While no one likes to discuss their end-of-life decisions, having a plan regarding how things will proceed after your death can save your family from a series of troubles. And in that regard, estate planning is essential.
So, what’s estate planning?
When you prepare your estate, you decide what will happen to your possessions in the event of your death or incapacity. One goal is to ensure assets are transferred to heirs and beneficiaries in a way that minimizes or eliminates tax liability.
Estate planning entails more than just making a will. Part of being well-prepared is ensuring your assets are easily transferred to the people or causes you care about. You need to do more than just follow through on your strategy; you also need to make sure other people are aware of it and understand what you’re trying to accomplish.
Fortunately, we’re here to lay out some of the basics of estate planning so you can secure your assets and build an effective plan. Let’s get started.
Count your assets.
Everything you own is regarded as a component of your estate, and you must decide how to treat the various goods. You can’t do this by yourself. That is why we advise you to seek estate planning services and start planning now so that you and your family can be at peace. Your estate planner can help you determine if you should sell your real estate and add the proceeds to your other estate assets or whether it should be left to heirs.
Also, you’ll be able to determine how art, jewelry, collectibles, antiques, and other assets should be passed on and create a record of their location. Finally, gather recent statements for any brokerage, bank, retirement, and other accounts to let your heirs know where your money is. This information will be helpful when drafting your estate plan and for your heirs, who will need to gather your estate assets.
Work with a tax advisor or an attorney.
For your estate plan, it’s crucial to consult an attorney and perhaps a tax counselor. The attorney’s job will assist you in drafting the essential estate planning documents. A power of attorney, a health care proxy, and a will are a few examples. As for your tax advisor, they can help you resolve any related tax problems.
You will decide, but your tax advisor and a lawyer can assist you in considering and comprehending the occasionally complicated ramifications of each choice. They will also help you express your desires adequately, minimize taxes, avoid errors, and modify your plans as time passes. A thorough, well-informed plan can result in significant savings, so hiring a tax expert or attorney may be well worth the expense.
Making the most of what you leave behind

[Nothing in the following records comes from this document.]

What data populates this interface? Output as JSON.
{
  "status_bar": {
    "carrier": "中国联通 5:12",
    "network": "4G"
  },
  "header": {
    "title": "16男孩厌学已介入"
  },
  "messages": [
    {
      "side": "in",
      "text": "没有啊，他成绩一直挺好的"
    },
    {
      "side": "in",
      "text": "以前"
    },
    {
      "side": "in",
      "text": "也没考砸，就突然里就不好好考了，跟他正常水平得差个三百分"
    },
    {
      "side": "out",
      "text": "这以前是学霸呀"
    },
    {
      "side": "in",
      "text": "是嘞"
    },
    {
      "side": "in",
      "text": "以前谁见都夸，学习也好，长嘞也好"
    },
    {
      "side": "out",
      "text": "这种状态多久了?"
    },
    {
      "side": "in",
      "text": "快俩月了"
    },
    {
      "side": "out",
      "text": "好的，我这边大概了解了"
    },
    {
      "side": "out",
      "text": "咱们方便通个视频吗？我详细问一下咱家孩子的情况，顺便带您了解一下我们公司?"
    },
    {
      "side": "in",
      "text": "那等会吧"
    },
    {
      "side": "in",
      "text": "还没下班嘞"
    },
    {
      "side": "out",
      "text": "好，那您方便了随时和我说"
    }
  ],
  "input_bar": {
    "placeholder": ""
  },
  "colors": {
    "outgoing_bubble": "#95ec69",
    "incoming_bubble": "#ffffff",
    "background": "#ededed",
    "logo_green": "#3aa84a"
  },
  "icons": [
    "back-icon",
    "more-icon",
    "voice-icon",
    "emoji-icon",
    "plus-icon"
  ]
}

It’s crucial to seek financial or tax guidance and consider how your estate as a whole and the individual items will pass to your beneficiaries. The ideal choices may change depending on the kind of asset, its quantity, your age, and many other variables. You’ll want to educate yourself about these steps to ensure that you lose as little money as possible to taxes, legal expenses, and additional charges.
Take a look at your beneficiaries.
While your preferences may be spelled out in your will and other documents, they might not be all-inclusive.
- Examine your retirement savings and insurance. Beneficiary designations are typically present in retirement plans and insurance policies. So keep track of them and make the appropriate updates. These beneficiary designations may take precedence over a will.
- Be sure the correct individuals receive your stuff.Sometimes people forget who they named as beneficiaries of long-standing policies or funds. So if your ex-spouse is still listed as a beneficiary on your life insurance, your current spouse won’t receive any benefits after you pass away.
- No beneficiary sections should be left empty.In that situation, the state’s property distribution laws may determine an account’s distribution during probate.
- List potential beneficiaries.Suppose your primary beneficiary passes away before you remember to change the primary beneficiary designation. In that case, these backup beneficiaries will be crucial.
Review and adjust your strategy
While creating an estate plan is vital, it is also crucial to frequently check the plan (annually is best). It helps to ensure that the plan still represents your objectives. A large change in your number of assets, marriage or separation, the birth of children or grandkids, a shift in your health, or any other major life event may necessitate modifying your plan.
In addition to reviewing your estate plan regularly, you should consult with your estate planning lawyer every five years. They will be aware of any potential effects of federal or state legislative modifications on your plan and whether any changes are necessary. Spending a bit more time on estate planning will pay off in the long run for you and your family in terms of tax and legal efficiency.
Leaving a letter is essential.
There are situations when your will should not contain everything you wish to tell your family or other people. You can do it in a different letter. For instance, if you wish to specify the kind of funeral services you want. The letter can also contain a list of treasured things you want specific heirs to receive. Give the letter to a good friend, family member, or your lawyer. These letters may not be legally binding in some areas. Still, your relatives and other close friends will likely respect your desires. So remember to leave a note that contains the rest of your wishes and demands.
That’s a wrap! These were some of the basics of estate planning. We hope this information will nudge you in the direction and motivate you to start planning right away. The unanticipated events may seriously impact you and your family if you don’t. You can protect your family, property, and yourself by correctly managing your assets while you live and after you pass away.